# Data to use:

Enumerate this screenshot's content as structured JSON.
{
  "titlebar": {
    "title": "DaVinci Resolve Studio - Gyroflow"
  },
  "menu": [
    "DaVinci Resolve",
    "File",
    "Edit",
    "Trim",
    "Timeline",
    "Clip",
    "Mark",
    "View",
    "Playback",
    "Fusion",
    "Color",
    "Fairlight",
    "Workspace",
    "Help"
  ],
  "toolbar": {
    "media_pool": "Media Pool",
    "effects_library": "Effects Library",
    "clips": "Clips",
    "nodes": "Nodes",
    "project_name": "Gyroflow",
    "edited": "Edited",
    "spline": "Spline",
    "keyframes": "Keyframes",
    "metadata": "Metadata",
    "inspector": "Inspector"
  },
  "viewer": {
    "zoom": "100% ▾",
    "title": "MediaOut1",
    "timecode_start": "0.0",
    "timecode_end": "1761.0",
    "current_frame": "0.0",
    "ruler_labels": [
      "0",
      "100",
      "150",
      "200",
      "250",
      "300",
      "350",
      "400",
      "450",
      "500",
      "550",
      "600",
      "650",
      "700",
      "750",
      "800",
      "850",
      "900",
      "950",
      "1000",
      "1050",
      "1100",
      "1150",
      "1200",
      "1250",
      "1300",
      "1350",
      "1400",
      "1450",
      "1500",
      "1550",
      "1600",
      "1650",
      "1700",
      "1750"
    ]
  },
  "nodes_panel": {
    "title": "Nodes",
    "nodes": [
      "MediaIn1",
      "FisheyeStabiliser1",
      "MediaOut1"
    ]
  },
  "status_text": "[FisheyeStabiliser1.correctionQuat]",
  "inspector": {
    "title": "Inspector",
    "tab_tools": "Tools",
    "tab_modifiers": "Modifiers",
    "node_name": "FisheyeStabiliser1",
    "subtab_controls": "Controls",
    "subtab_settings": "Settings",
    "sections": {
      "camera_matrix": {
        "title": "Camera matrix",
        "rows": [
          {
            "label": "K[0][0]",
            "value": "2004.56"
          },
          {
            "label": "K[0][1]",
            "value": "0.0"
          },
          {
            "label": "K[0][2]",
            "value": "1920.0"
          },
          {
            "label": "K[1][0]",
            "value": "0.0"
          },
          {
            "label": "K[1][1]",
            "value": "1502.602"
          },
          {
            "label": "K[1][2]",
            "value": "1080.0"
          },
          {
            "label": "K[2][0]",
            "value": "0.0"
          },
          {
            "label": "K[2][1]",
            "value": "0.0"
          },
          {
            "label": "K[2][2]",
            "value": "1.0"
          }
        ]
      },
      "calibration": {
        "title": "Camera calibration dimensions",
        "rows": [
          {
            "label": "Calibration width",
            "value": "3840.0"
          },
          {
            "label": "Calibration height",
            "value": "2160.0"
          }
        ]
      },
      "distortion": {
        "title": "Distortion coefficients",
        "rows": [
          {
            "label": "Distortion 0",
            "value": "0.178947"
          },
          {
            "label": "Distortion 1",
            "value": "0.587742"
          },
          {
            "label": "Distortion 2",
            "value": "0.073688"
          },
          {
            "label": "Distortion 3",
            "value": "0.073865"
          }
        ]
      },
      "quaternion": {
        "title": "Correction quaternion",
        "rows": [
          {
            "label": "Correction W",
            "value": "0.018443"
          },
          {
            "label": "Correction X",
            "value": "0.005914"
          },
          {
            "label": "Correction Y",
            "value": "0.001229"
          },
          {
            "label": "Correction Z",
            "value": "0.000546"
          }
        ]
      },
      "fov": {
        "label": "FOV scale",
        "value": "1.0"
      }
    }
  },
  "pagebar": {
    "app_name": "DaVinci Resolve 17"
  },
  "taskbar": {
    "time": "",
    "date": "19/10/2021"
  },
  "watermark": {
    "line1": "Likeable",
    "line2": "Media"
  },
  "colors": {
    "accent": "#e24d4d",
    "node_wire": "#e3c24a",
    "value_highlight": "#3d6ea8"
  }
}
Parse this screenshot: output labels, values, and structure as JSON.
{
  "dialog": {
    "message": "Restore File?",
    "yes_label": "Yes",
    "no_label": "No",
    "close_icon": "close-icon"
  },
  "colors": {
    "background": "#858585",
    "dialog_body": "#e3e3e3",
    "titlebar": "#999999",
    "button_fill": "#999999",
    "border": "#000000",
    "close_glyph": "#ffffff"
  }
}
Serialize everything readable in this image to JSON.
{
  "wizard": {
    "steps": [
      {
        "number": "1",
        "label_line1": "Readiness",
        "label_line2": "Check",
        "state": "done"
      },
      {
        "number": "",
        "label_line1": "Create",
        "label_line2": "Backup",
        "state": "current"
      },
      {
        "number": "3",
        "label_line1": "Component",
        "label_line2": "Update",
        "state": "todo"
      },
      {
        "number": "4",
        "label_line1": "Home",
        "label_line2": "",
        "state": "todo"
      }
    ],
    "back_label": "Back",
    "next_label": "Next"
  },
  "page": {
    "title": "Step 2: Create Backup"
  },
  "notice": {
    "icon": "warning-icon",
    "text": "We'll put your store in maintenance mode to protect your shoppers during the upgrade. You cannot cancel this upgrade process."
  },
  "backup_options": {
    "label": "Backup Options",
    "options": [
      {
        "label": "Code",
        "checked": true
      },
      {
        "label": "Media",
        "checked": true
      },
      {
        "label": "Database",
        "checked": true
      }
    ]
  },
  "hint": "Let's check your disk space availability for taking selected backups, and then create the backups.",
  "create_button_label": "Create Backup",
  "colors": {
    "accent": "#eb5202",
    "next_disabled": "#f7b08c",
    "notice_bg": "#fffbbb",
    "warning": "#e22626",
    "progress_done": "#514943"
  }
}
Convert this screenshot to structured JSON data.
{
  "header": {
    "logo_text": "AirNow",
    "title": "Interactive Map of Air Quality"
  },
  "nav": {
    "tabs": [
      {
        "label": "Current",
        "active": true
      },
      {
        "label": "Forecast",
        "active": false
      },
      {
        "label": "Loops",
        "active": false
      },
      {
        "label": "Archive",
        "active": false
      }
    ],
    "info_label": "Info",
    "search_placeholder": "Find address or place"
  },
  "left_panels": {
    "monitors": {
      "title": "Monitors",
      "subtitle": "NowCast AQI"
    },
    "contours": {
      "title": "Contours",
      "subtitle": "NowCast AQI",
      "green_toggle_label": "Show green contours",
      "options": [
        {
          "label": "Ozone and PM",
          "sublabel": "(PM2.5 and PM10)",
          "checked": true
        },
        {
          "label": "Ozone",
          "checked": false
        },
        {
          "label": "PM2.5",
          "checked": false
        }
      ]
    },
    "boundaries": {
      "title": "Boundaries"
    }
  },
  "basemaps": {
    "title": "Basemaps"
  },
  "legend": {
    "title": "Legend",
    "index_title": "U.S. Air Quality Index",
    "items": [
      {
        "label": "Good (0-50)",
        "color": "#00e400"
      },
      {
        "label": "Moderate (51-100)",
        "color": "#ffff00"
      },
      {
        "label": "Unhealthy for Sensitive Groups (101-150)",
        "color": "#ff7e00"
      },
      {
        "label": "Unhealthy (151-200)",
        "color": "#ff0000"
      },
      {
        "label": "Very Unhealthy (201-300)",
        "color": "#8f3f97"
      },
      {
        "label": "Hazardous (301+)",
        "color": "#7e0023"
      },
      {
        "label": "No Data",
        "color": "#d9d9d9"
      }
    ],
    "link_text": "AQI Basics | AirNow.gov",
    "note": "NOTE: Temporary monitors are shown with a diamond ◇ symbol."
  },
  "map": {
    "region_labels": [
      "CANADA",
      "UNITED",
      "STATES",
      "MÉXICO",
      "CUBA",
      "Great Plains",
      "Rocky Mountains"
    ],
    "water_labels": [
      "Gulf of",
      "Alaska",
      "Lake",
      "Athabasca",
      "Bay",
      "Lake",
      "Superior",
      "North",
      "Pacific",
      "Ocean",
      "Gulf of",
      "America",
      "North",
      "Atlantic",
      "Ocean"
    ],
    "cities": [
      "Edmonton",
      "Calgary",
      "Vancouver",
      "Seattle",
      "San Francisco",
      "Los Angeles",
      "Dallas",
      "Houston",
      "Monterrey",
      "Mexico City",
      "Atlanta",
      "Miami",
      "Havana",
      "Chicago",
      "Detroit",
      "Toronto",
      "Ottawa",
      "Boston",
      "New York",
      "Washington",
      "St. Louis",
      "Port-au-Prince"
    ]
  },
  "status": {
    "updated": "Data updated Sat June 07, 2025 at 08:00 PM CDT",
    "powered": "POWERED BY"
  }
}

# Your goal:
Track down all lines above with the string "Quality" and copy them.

# Answer below:
    "title": "Interactive Map of Air Quality"
    "index_title": "U.S. Air Quality Index",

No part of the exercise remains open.